Division of Respirology

Welcome

Key Contacts

Program Director

Dr. Rebecca Amer
Amerr@mcmaster.ca
905.522.1155 X34929
905.521.6183

Residency education is a top priority in Hamilton. I believe that enthusiastic trainees fortify the academic spirit of an institution. In Hamilton, the Respirology residents are treated as valued members of our team. The Respirology faculty is committed to provide the highest standard of education to the residents. Our program wants each resident to not only succeed in their chosen specialty, but to feel supported along the way.

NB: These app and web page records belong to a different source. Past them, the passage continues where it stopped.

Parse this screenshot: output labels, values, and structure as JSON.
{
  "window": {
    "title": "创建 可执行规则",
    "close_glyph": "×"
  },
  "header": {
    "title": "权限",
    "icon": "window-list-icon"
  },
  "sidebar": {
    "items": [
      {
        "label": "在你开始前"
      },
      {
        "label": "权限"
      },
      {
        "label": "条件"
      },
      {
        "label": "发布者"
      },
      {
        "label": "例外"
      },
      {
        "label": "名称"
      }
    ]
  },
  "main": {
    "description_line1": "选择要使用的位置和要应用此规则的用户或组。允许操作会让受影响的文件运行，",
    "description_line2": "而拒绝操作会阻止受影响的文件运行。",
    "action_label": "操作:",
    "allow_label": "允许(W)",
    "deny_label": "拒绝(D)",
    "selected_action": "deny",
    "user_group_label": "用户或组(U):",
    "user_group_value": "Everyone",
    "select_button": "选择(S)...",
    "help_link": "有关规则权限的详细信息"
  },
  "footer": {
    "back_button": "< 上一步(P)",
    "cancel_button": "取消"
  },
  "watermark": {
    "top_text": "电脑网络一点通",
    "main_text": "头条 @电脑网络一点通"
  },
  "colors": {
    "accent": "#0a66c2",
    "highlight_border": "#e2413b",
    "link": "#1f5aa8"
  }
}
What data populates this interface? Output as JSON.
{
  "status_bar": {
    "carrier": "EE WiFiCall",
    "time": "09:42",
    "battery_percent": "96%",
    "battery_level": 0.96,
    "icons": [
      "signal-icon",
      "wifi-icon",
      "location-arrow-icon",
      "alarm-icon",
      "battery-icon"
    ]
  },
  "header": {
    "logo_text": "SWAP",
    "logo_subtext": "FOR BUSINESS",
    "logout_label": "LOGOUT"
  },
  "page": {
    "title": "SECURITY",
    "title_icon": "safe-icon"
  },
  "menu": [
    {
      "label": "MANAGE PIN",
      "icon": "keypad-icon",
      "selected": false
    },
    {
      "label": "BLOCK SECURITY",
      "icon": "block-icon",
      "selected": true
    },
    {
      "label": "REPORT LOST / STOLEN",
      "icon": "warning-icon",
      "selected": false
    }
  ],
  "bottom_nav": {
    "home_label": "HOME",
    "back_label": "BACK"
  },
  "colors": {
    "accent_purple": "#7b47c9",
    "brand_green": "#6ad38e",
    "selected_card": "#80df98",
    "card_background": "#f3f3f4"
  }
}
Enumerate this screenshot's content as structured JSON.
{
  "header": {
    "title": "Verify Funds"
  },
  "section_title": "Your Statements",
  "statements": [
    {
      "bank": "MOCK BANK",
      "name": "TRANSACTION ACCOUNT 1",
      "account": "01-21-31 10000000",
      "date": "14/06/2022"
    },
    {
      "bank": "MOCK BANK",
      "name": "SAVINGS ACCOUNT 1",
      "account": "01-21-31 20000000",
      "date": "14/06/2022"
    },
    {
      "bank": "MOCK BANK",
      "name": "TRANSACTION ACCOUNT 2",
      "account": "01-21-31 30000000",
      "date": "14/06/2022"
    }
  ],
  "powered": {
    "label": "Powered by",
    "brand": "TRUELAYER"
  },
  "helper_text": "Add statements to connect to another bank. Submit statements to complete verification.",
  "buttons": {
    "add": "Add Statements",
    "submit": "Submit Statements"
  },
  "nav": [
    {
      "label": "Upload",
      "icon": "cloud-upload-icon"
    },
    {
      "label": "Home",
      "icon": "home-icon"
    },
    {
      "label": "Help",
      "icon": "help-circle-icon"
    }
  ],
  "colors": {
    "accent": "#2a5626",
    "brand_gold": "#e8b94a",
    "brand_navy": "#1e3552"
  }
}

In the past, our program has been faced with challenges that have threatened to interfere with our mission. When I took on the role of Program Director in July of 2005,
I was faced with the task of program redevelopment. One of our prior deficiencies was attrition of our staff due to death and retirement. Over the past two years, we have recruited five new young faculty members who have much enthusiasm for teaching. The newly structured program has been operational since July 2006. Our success has been measured by resident satisfaction and by high praise from the Royal College of Physicians and Surgeons of Canada during an April 2007 accreditation review.

When planning our program’s activities, I have reflected upon the more difficult aspects of residency training in order to develop strategies to strengthen the educational experience. In the field of Respirology, the physiology component is one of the most interesting aspects of training, but can be a bit overwhelming when it comes to exam time. Our program now requires mandatory completion of a McMaster Master’s level Respiratory Physiology course that comprises a weekly session that runs between September and December in the PGY4 year. The fundamental knowledge that will be acquired in this course will be enhanced by attending weekly Applied Physiology Rounds. An opportunity to take a McMaster Masters level course in epidemiology will also be available in the PGY5 year.

I believe that a subspecialty resident is a “consultant in training”. Our program is structured as per the Royal College’s standard where a resident assumes an increase in graded responsibilities throughout his or her training period. Early in the PGY4 year, the resident will act as Junior Consultant on the acute care service where he or she will do both consultations and oversee the junior house staff. There will be the opportunity to supervise rotating Internal Medicine residents in the ambulatory setting during the PGY5 year. A Respirology faculty member will always be available for teaching, back-up and role modeling.

In my role as Program Director, I have looked to several sources for guidance. The Royal College of Physicians and Surgeons of Canada has standard training requirements and subspecialty training requirements that are essential elements of any training program. The CanMEDS roles are exciting tools for developing competencies to shape medical education. It is my responsibility to ensure that our program has all of the key elements. I am also looking for innovative ways to make the program exemplary and will continue to look to the residents for guidance in this regard. To achieve this goal, I will always be very receptive to resident feedback in my task of program redevelopment.

Lori Whitehead, MD, FRCP(C)